So, “Chocolate House.” Right. My sister Susan was born in the 1950s and grew up in suburban New York and Pennsylvania, before I was born. She lived in developments, where older houses were red brick and newer houses where white clapboard. When she first saw the new house our father had built in the mountains, with the intent that the family would always have a place to go if things went bad, her young mind pegged on the fact that it wasn’t the same color as all the other houses. It was sided with redwood, protected by a brown primer coat. She decided (as you do) that it must be made of chocolate.
The name is deceptive. As long as I’ve been alive, the Chocolate House has been red. Okay, maroon. That’s the color the redwood was painted. Doesn’t matter. The Chocolate House is the Chocolate House. What flavor is Red Velvet cake, after all?

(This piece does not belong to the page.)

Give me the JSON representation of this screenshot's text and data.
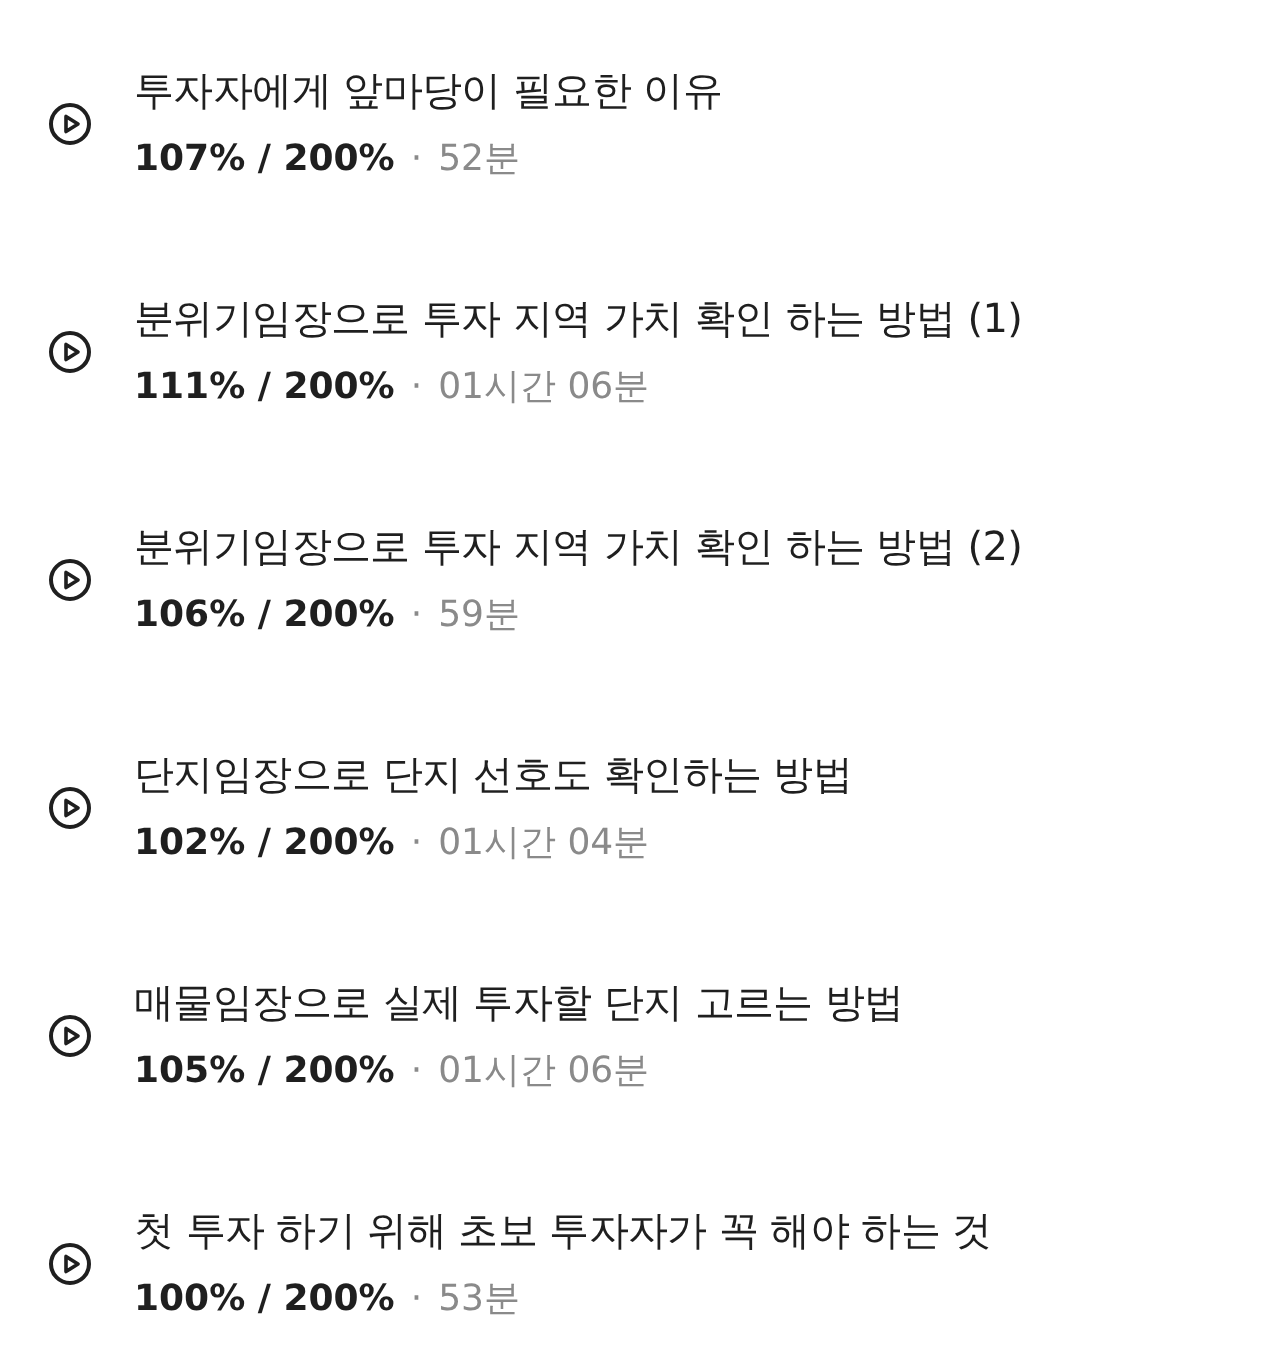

I didn’t only visit and re-connect with a house. I caught up with cousins, some of whom I hadn’t seen in months, some of whom I hadn’t seen in decades. I visited aunts, and saw the Christmas show directed by my Uncle. He runs the Burnsville Little Theatre. On closing night, I helped tear down the set. I met my mother’s college roommate, whom I’d never met. She has emphysema and can’t speak easily, so she asked if everyone minded just watching As Time Goes By together. Coincidentally, it’s her college roommate’s favorite show to. I introduced my mother to it about ten years ago. You can spend an evening in a lot worse ways than watching Dame Judi Dench and Geoffrey Palmer.
All of this visitation and ceremony, as I said, grounded me. Things have been moving at such a fast and furious pace, it was helpful to step away, look back, and get a sense of perspective. I ended 2012 with a sense of calm and a feeling that 2013 was going to be something I could handle. After the last few months of 2013, I’m, well, a bit more apprehensive about 2014. But I’m still resolved…